A casino is a building that contains a gambling hall. People gamble at a variety of casino games, including poker, black jack, bingo, craps and roulette. The gambling industry is a billion-dollar business worldwide.

Gambling was illegal for much of America’s history, but it continued on clandestine lines, often with the complicity of local law enforcement officials. Nevada was the first state to legalize casino gambling, but it took decades before other states followed suit. Casinos compete to attract the most money from tourists, and they lure gamblers with free drinks, all-you-can-eat buffets and plush hotel rooms.

Every game a casino offers has a built in advantage for the house, but the edge can be very small. That slight edge earns the casino millions of bets, and it’s rare that a casino loses money in a single day. The profits help casinos fund elaborate hotels, fountains and giant pyramids, towers and replicas of famous landmarks.

Casinos also use a variety of psychological tricks to make their facilities more appealing to gamblers. Bright and sometimes gaudy colors are used on the floor and walls to create a stimulating and cheery atmosphere. Slot machines are designed to appeal to humans’ senses of sight, touch and sound—more than 15,000 miles (24,100 km) of neon tubing is used to light casinos in Las Vegas. Casinos are noisy places, with music blaring and staff shouting encouragement.

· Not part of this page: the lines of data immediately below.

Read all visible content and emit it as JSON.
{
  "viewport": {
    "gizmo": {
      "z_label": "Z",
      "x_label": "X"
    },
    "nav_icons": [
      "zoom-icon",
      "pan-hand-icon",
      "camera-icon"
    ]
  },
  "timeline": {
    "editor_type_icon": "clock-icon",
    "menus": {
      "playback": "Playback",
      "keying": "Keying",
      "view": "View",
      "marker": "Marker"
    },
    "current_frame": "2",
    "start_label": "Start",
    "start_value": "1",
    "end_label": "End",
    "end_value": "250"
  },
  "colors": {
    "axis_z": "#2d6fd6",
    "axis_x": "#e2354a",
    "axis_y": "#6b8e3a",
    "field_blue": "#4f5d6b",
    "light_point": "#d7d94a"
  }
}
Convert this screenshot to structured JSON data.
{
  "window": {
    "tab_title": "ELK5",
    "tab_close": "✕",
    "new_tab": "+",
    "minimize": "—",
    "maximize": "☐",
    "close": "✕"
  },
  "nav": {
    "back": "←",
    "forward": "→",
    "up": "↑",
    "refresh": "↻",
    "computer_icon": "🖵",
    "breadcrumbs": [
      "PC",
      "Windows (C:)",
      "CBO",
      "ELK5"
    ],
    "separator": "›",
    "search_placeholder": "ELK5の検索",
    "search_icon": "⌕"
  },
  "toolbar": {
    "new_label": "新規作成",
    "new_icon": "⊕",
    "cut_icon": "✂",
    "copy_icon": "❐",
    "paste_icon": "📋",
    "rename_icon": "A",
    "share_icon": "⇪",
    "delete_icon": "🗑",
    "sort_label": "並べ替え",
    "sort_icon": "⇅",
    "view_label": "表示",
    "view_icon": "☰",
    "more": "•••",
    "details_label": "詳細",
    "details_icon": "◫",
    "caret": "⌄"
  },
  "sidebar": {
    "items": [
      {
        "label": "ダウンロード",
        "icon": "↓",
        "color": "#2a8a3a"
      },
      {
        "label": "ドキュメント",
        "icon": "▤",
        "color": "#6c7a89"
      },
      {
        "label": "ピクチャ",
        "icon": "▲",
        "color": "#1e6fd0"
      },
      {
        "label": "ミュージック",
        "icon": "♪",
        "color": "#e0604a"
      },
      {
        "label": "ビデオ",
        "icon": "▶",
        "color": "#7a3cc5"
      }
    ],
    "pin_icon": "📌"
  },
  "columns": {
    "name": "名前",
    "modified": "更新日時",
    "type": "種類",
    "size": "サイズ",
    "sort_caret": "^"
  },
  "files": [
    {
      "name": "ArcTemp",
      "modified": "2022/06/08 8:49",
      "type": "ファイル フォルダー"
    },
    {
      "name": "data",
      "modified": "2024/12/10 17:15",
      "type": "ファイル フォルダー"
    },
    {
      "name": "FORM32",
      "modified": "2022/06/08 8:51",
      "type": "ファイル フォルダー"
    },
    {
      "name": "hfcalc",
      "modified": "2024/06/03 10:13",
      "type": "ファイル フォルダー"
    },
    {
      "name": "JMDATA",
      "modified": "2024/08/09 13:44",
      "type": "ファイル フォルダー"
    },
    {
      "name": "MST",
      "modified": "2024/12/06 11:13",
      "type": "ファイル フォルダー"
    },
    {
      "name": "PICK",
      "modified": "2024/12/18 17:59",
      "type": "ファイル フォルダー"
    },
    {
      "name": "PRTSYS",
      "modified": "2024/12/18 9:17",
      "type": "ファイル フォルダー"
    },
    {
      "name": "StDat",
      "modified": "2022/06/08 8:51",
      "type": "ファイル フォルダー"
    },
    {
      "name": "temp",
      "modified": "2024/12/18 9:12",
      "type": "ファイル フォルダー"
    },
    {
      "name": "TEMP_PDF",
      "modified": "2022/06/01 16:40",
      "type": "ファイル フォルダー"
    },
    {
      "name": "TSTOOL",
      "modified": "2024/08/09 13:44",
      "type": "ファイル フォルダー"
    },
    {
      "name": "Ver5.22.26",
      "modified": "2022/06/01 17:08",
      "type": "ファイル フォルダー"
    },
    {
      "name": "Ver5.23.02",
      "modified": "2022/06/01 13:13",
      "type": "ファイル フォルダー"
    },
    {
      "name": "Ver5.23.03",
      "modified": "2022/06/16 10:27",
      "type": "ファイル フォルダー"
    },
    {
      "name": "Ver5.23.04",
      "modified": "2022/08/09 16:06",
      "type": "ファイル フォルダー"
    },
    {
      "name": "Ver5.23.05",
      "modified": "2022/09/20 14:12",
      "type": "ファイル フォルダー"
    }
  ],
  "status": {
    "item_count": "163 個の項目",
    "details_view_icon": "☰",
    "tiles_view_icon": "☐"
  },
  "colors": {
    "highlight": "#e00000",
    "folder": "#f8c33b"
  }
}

In 2005, Harrah’s Entertainment reported that the typical casino patron was a forty-six-year-old woman with above-average income who visited two or more casinos in the previous year. Those figures were based on face-to-face interviews with 2,000 adults and questionnaires mailed to 100,000.